Start of The records
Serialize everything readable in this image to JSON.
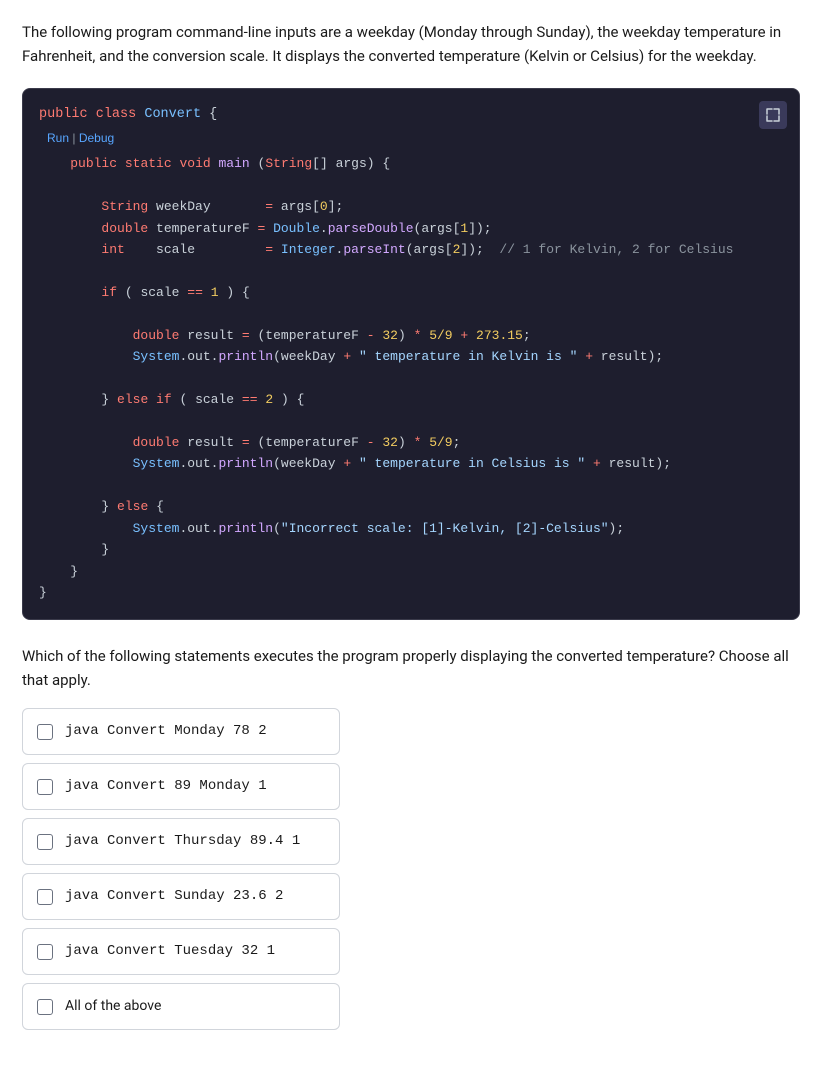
{
  "description": {
    "text": "The following program command-line inputs are a weekday (Monday through Sunday), the weekday temperature in Fahrenheit, and the conversion scale. It displays the converted temperature (Kelvin or Celsius) for the weekday."
  },
  "code": {
    "class_line": "public class Convert {",
    "run_label": "Run",
    "debug_label": "Debug",
    "expand_icon": "⤢"
  },
  "question": {
    "text": "Which of the following statements executes the program properly displaying the converted temperature? Choose all that apply."
  },
  "options": [
    {
      "id": "opt1",
      "label": "java Convert Monday 78 2"
    },
    {
      "id": "opt2",
      "label": "java Convert 89 Monday 1"
    },
    {
      "id": "opt3",
      "label": "java Convert Thursday 89.4 1"
    },
    {
      "id": "opt4",
      "label": "java Convert Sunday 23.6 2"
    },
    {
      "id": "opt5",
      "label": "java Convert Tuesday 32 1"
    },
    {
      "id": "opt6",
      "label": "All of the above",
      "isText": true
    }
  ]
}
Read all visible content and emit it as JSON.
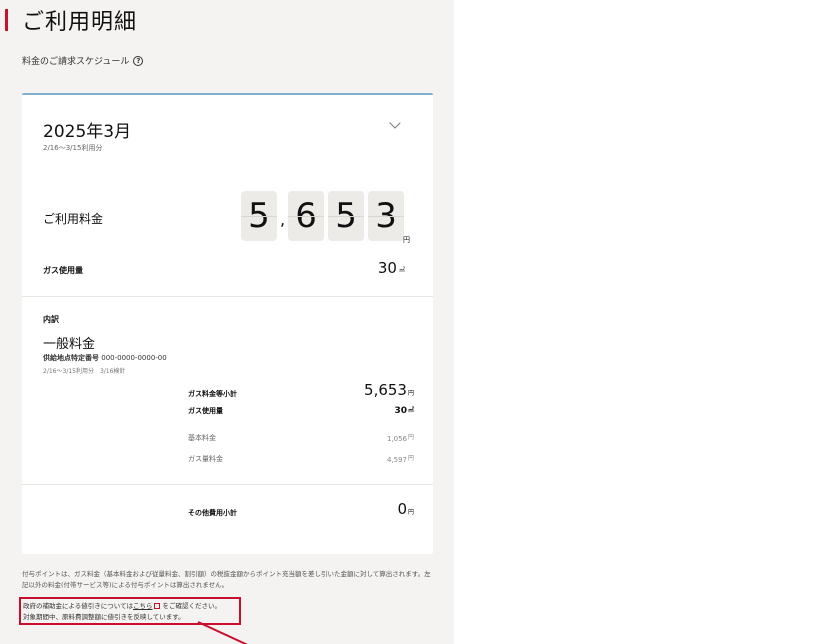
{
  "page": {
    "title": "ご利用明細",
    "schedule_link": "料金のご請求スケジュール",
    "help_icon": "?"
  },
  "bill": {
    "month": "2025年3月",
    "period": "2/16〜3/15利用分",
    "usage_label": "ご利用料金",
    "amount_digits": [
      "5",
      "6",
      "5",
      "3"
    ],
    "amount_separator": ",",
    "amount_unit": "円",
    "gas_label": "ガス使用量",
    "gas_value": "30",
    "gas_unit": "㎥"
  },
  "breakdown": {
    "heading": "内訳",
    "plan_name": "一般料金",
    "supply_label": "供給地点特定番号",
    "supply_number": "000-0000-0000-00",
    "meter_info": "2/16〜3/15利用分　3/16検針",
    "rows": [
      {
        "label": "ガス料金等小計",
        "value": "5,653",
        "unit": "円"
      },
      {
        "label": "ガス使用量",
        "value": "30",
        "unit": "㎥"
      },
      {
        "label": "基本料金",
        "value": "1,056",
        "unit": "円"
      },
      {
        "label": "ガス量料金",
        "value": "4,597",
        "unit": "円"
      }
    ],
    "other": {
      "label": "その他費用小計",
      "value": "0",
      "unit": "円"
    }
  },
  "notes": {
    "points": "付与ポイントは、ガス料金（基本料金および従量料金、割引額）の税抜金額からポイント充当額を差し引いた金額に対して算出されます。左記以外の料金(付帯サービス等)による付与ポイントは算出されません。",
    "subsidy_before": "政府の補助金による値引きについては",
    "subsidy_link": "こちら",
    "subsidy_after": "をご確認ください。",
    "subsidy_line2": "対象期間中、原料費調整額に値引きを反映しています。"
  },
  "colors": {
    "accent": "#c8102e",
    "card_border": "#7fb1cf",
    "panel_bg": "#f4f3f1"
  }
}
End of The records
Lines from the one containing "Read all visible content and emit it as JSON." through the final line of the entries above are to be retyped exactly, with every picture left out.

Read all visible content and emit it as JSON.
{
  "page": {
    "title": "ご利用明細",
    "schedule_link": "料金のご請求スケジュール",
    "help_icon": "?"
  },
  "bill": {
    "month": "2025年3月",
    "period": "2/16〜3/15利用分",
    "usage_label": "ご利用料金",
    "amount_digits": [
      "5",
      "6",
      "5",
      "3"
    ],
    "amount_separator": ",",
    "amount_unit": "円",
    "gas_label": "ガス使用量",
    "gas_value": "30",
    "gas_unit": "㎥"
  },
  "breakdown": {
    "heading": "内訳",
    "plan_name": "一般料金",
    "supply_label": "供給地点特定番号",
    "supply_number": "000-0000-0000-00",
    "meter_info": "2/16〜3/15利用分　3/16検針",
    "rows": [
      {
        "label": "ガス料金等小計",
        "value": "5,653",
        "unit": "円"
      },
      {
        "label": "ガス使用量",
        "value": "30",
        "unit": "㎥"
      },
      {
        "label": "基本料金",
        "value": "1,056",
        "unit": "円"
      },
      {
        "label": "ガス量料金",
        "value": "4,597",
        "unit": "円"
      }
    ],
    "other": {
      "label": "その他費用小計",
      "value": "0",
      "unit": "円"
    }
  },
  "notes": {
    "points": "付与ポイントは、ガス料金（基本料金および従量料金、割引額）の税抜金額からポイント充当額を差し引いた金額に対して算出されます。左記以外の料金(付帯サービス等)による付与ポイントは算出されません。",
    "subsidy_before": "政府の補助金による値引きについては",
    "subsidy_link": "こちら",
    "subsidy_after": "をご確認ください。",
    "subsidy_line2": "対象期間中、原料費調整額に値引きを反映しています。"
  },
  "colors": {
    "accent": "#c8102e",
    "card_border": "#7fb1cf",
    "panel_bg": "#f4f3f1"
  }
}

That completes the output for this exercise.